The adjective dolciastro, which derives from the more commonly known adjective dolce (sweet), refers to anything that is sweet in flavour, but not pleasant. Some possible translations include sickly sweet or cloying.
Adjectives such as dolciastro always agree with the noun they describe, which means that they have to demonstrate whether they are masculine, feminine, singular or plural. This is achieved by changing the ending of the adjective. For example:
- il vino dolciastro = the sickly sweet wine
- la torta dolciastra = the sickly sweet cake
- i vini dolciastri = the sickly sweet wines
- le torte dolciastre = the sickly sweet cakes
La minestra ha un sapore dolciastro.
The soup has a sickly sweet flavour.
Similar to its English equivalents, dolciastro can also be used figuratively to describe a person’s character or their mannerisms.
“Buonasera” disse l’uomo, con una voce dolciastra.
“Good evening,” the man said, in a sickly sweet voice.

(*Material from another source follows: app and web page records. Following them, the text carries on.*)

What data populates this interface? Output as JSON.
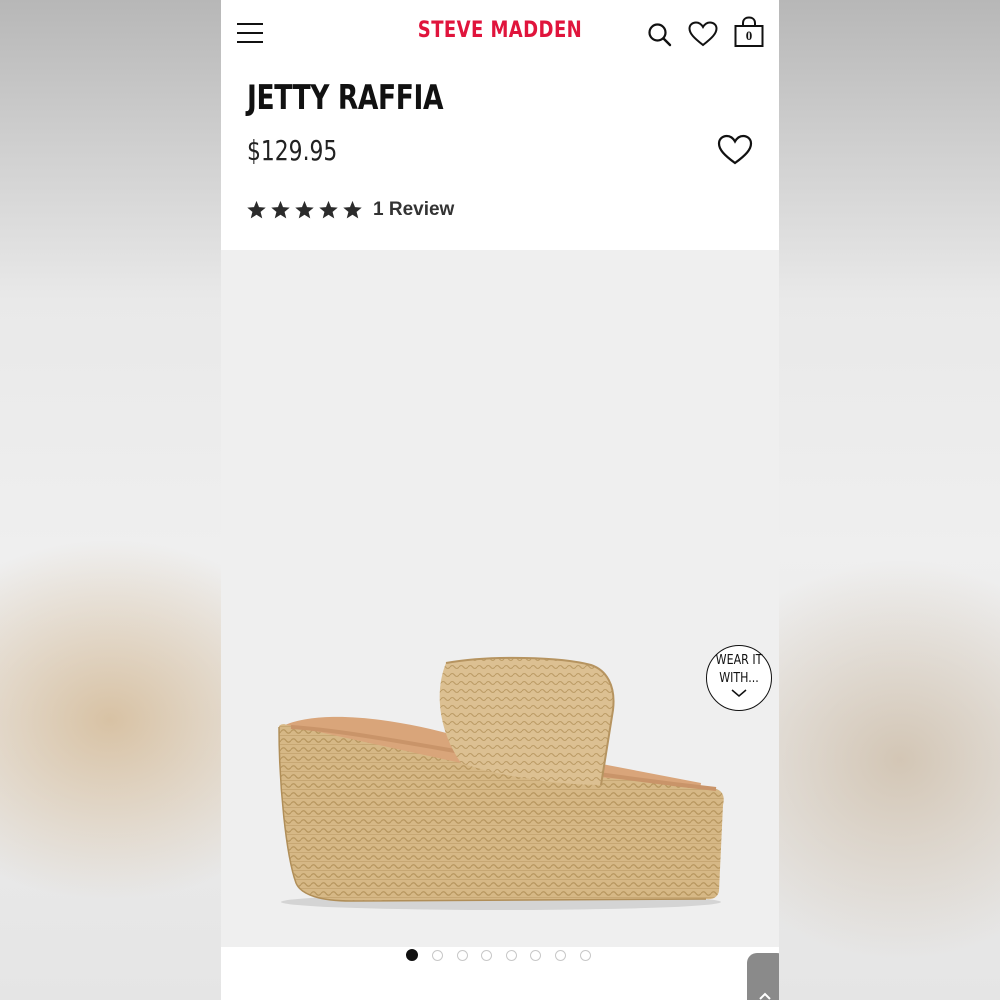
{
  "header": {
    "brand": "STEVE MADDEN",
    "bag_count": "0",
    "icons": [
      "menu-icon",
      "search-icon",
      "heart-icon",
      "bag-icon"
    ]
  },
  "product": {
    "title": "JETTY RAFFIA",
    "price": "$129.95",
    "rating": {
      "stars": 5,
      "max": 5,
      "review_text": "1 Review"
    }
  },
  "gallery": {
    "badge_line1": "WEAR IT",
    "badge_line2": "WITH...",
    "image_count": 8,
    "active_index": 0
  },
  "colors": {
    "brand_red": "#e0143c",
    "text_dark": "#111111",
    "gallery_bg": "#efefef",
    "raffia": "#d6b886"
  }
}
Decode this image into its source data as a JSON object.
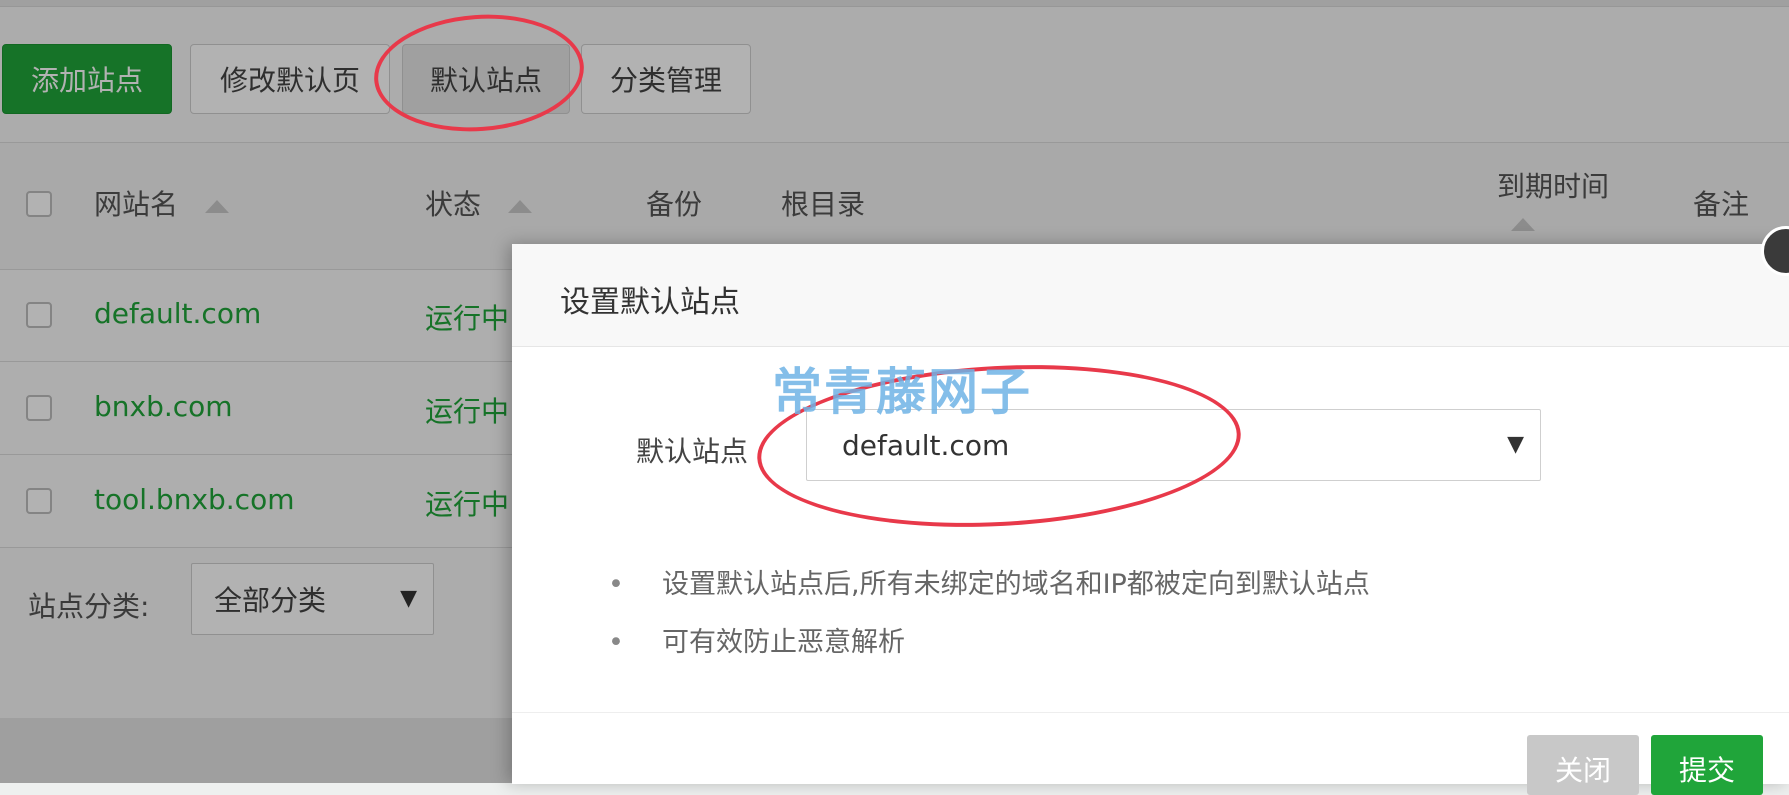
{
  "toolbar": {
    "add_site": "添加站点",
    "edit_default_page": "修改默认页",
    "default_site": "默认站点",
    "category_manage": "分类管理"
  },
  "table": {
    "columns": {
      "site_name": "网站名",
      "status": "状态",
      "backup": "备份",
      "root_dir": "根目录",
      "expire_time": "到期时间",
      "remark": "备注"
    },
    "rows": [
      {
        "name": "default.com",
        "status": "运行中"
      },
      {
        "name": "bnxb.com",
        "status": "运行中"
      },
      {
        "name": "tool.bnxb.com",
        "status": "运行中"
      }
    ]
  },
  "filter": {
    "label": "站点分类:",
    "selected": "全部分类"
  },
  "modal": {
    "title": "设置默认站点",
    "field_label": "默认站点",
    "field_value": "default.com",
    "tips": [
      "设置默认站点后,所有未绑定的域名和IP都被定向到默认站点",
      "可有效防止恶意解析"
    ],
    "close_button": "关闭",
    "submit_button": "提交"
  },
  "watermark": "常青藤网子",
  "colors": {
    "accent_green": "#20a53a",
    "annotation_red": "#e8394a",
    "watermark_blue": "#6fb3e6"
  },
  "icons": {
    "sort": "sort-up-icon",
    "dropdown": "caret-down-icon"
  }
}
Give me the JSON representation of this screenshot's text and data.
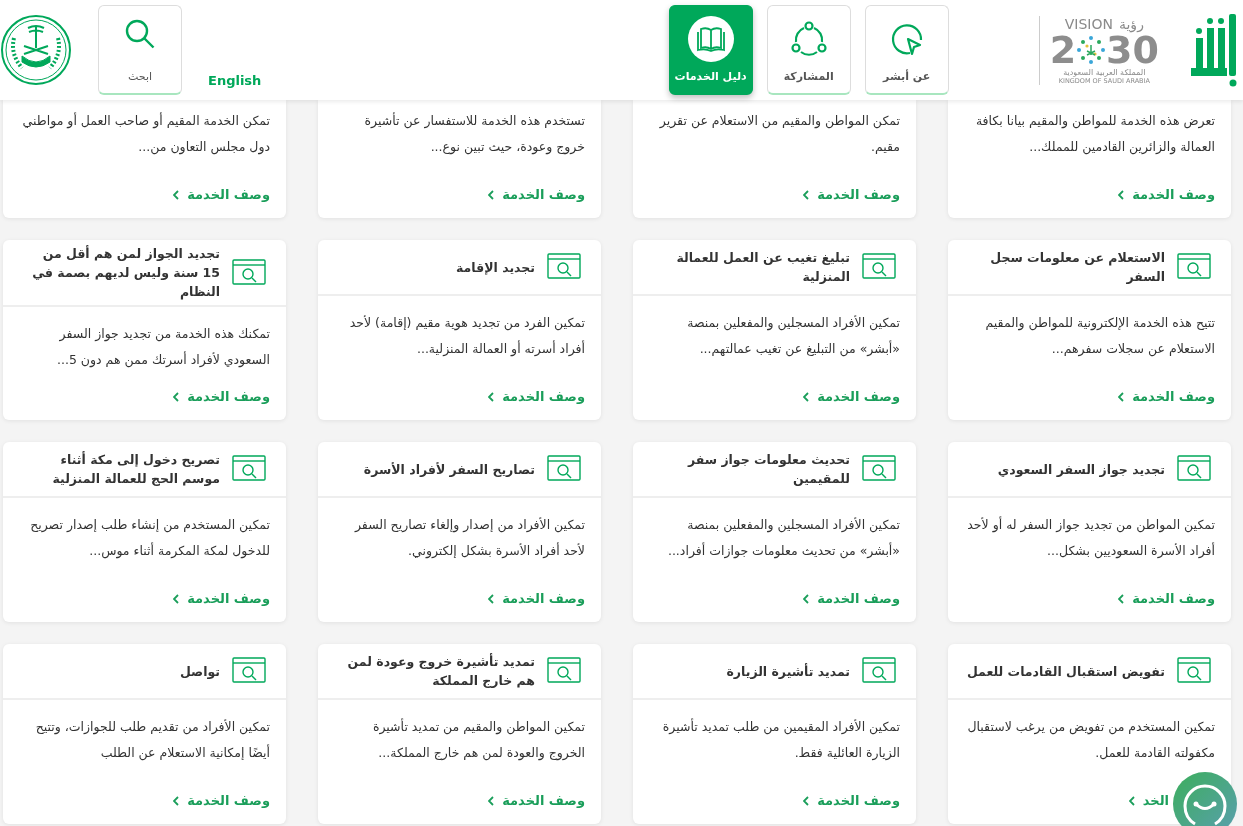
{
  "header": {
    "vision_logo": {
      "arabic": "رؤية",
      "latin": "VISION",
      "year_start": "2",
      "year_end": "30",
      "country_arabic": "المملكة العربية السعودية",
      "country_english": "KINGDOM OF SAUDI ARABIA"
    },
    "nav": [
      {
        "label": "عن أبشر",
        "kind": "pointer",
        "selected": false
      },
      {
        "label": "المشاركة",
        "kind": "share",
        "selected": false
      },
      {
        "label": "دليل الخدمات",
        "kind": "book",
        "selected": true
      }
    ],
    "language_link": "English",
    "search": {
      "label": "ابحث"
    }
  },
  "services": [
    {
      "description": "تعرض هذه الخدمة للمواطن والمقيم بيانا بكافة العمالة والزائرين القادمين للمملك...",
      "link": "وصف الخدمة"
    },
    {
      "description": "تمكن المواطن والمقيم من الاستعلام عن تقرير مقيم.",
      "link": "وصف الخدمة"
    },
    {
      "description": "تستخدم هذه الخدمة للاستفسار عن تأشيرة خروج وعودة، حيث تبين نوع...",
      "link": "وصف الخدمة"
    },
    {
      "description": "تمكن الخدمة المقيم أو صاحب العمل أو مواطني دول مجلس التعاون من...",
      "link": "وصف الخدمة"
    },
    {
      "title": "الاستعلام عن معلومات سجل السفر",
      "description": "تتيح هذه الخدمة الإلكترونية للمواطن والمقيم الاستعلام عن سجلات سفرهم...",
      "link": "وصف الخدمة"
    },
    {
      "title": "تبليغ تغيب عن العمل للعمالة المنزلية",
      "description": "تمكين الأفراد المسجلين والمفعلين بمنصة «أبشر» من التبليغ عن تغيب عمالتهم...",
      "link": "وصف الخدمة"
    },
    {
      "title": "تجديد الإقامة",
      "description": "تمكين الفرد من تجديد هوية مقيم (إقامة) لأحد أفراد أسرته أو العمالة المنزلية...",
      "link": "وصف الخدمة"
    },
    {
      "title": "تجديد الجواز لمن هم أقل من 15 سنة وليس لديهم بصمة في النظام",
      "description": "تمكنك هذه الخدمة من تجديد جواز السفر السعودي لأفراد أسرتك ممن هم دون 5...",
      "link": "وصف الخدمة"
    },
    {
      "title": "تجديد جواز السفر السعودي",
      "description": "تمكين المواطن من تجديد جواز السفر له أو لأحد أفراد الأسرة السعوديين بشكل...",
      "link": "وصف الخدمة"
    },
    {
      "title": "تحديث معلومات جواز سفر للمقيمين",
      "description": "تمكين الأفراد المسجلين والمفعلين بمنصة «أبشر» من تحديث معلومات جوازات أفراد...",
      "link": "وصف الخدمة"
    },
    {
      "title": "تصاريح السفر لأفراد الأسرة",
      "description": "تمكين الأفراد من إصدار وإلغاء تصاريح السفر لأحد أفراد الأسرة بشكل إلكتروني.",
      "link": "وصف الخدمة"
    },
    {
      "title": "تصريح دخول إلى مكة أثناء موسم الحج للعمالة المنزلية",
      "description": "تمكين المستخدم من إنشاء طلب إصدار تصريح للدخول لمكة المكرمة أثناء موس...",
      "link": "وصف الخدمة"
    },
    {
      "title": "تفويض استقبال القادمات للعمل",
      "description": "تمكين المستخدم من تفويض من يرغب لاستقبال مكفولته القادمة للعمل.",
      "link": "الخد",
      "overlaid": true
    },
    {
      "title": "تمديد تأشيرة الزيارة",
      "description": "تمكين الأفراد المقيمين من طلب تمديد تأشيرة الزيارة العائلية فقط.",
      "link": "وصف الخدمة"
    },
    {
      "title": "تمديد تأشيرة خروج وعودة لمن هم خارج المملكة",
      "description": "تمكين المواطن والمقيم من تمديد تأشيرة الخروج والعودة لمن هم خارج المملكة...",
      "link": "وصف الخدمة"
    },
    {
      "title": "تواصل",
      "description": "تمكين الأفراد من تقديم طلب للجوازات، وتتيح أيضًا إمكانية الاستعلام عن الطلب",
      "link": "وصف الخدمة"
    }
  ]
}
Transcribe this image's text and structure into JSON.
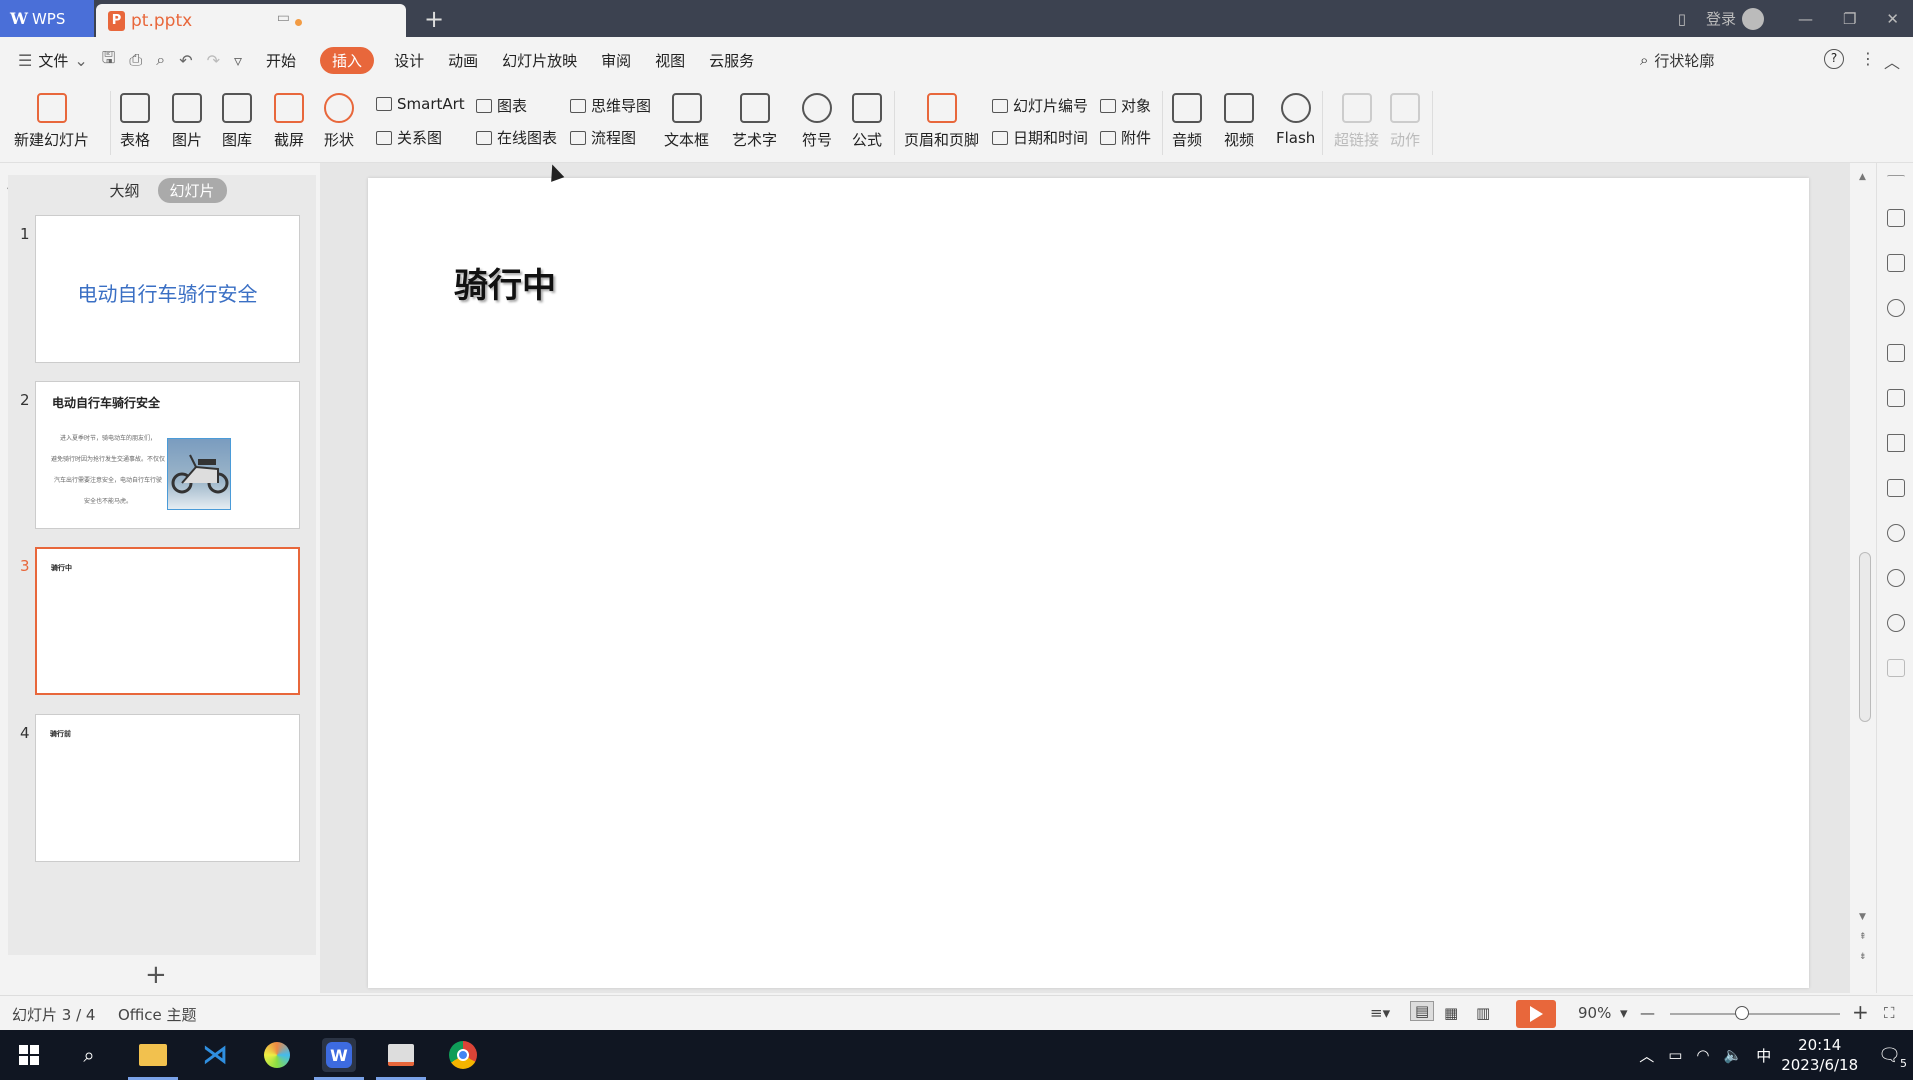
{
  "titlebar": {
    "app_label": "WPS",
    "doc_tab": "pt.pptx",
    "login": "登录"
  },
  "menu": {
    "file": "文件",
    "tabs": [
      "开始",
      "插入",
      "设计",
      "动画",
      "幻灯片放映",
      "审阅",
      "视图",
      "云服务"
    ],
    "active_tab": "插入",
    "search_text": "行状轮廓"
  },
  "ribbon": {
    "new_slide": "新建幻灯片",
    "table": "表格",
    "picture": "图片",
    "gallery": "图库",
    "screenshot": "截屏",
    "shape": "形状",
    "smartart": "SmartArt",
    "chart": "图表",
    "relation": "关系图",
    "online_chart": "在线图表",
    "mindmap": "思维导图",
    "flowchart": "流程图",
    "textbox": "文本框",
    "wordart": "艺术字",
    "symbol": "符号",
    "formula": "公式",
    "header_footer": "页眉和页脚",
    "slide_number": "幻灯片编号",
    "object": "对象",
    "datetime": "日期和时间",
    "attachment": "附件",
    "audio": "音频",
    "video": "视频",
    "flash": "Flash",
    "hyperlink": "超链接",
    "action": "动作"
  },
  "panel": {
    "tab_outline": "大纲",
    "tab_slides": "幻灯片",
    "slides": [
      {
        "num": "1",
        "title": "电动自行车骑行安全"
      },
      {
        "num": "2",
        "title": "电动自行车骑行安全",
        "body": [
          "进入夏季时节，骑电动车的朋友们，",
          "避免骑行时因为抢行发生交通事故。不仅仅",
          "汽车出行需要注意安全，电动自行车行驶",
          "安全也不能马虎。"
        ]
      },
      {
        "num": "3",
        "title": "骑行中"
      },
      {
        "num": "4",
        "title": "骑行前"
      }
    ],
    "current": "3"
  },
  "slide": {
    "title": "骑行中"
  },
  "status": {
    "slide_counter": "幻灯片 3 / 4",
    "theme": "Office 主题",
    "zoom": "90%"
  },
  "taskbar": {
    "time": "20:14",
    "date": "2023/6/18",
    "ime": "中",
    "notif_count": "5"
  },
  "colors": {
    "accent": "#e8673b",
    "wps_blue": "#4a6fd8",
    "titlebar": "#3c4250",
    "thumb_title_blue": "#3a6fc4"
  }
}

Heather Broster is a graduate with honours in linguistics from the University of Western Ontario. She is an aspiring polyglot, proficient in English and Italian, as well as Japanese, Welsh, and French to varying degrees of fluency. Originally from Toronto, Heather has resided in various countries, notably Italy for a period of six years. Her primary focus lies in the fields of language acquisition, education, and bilingual instruction.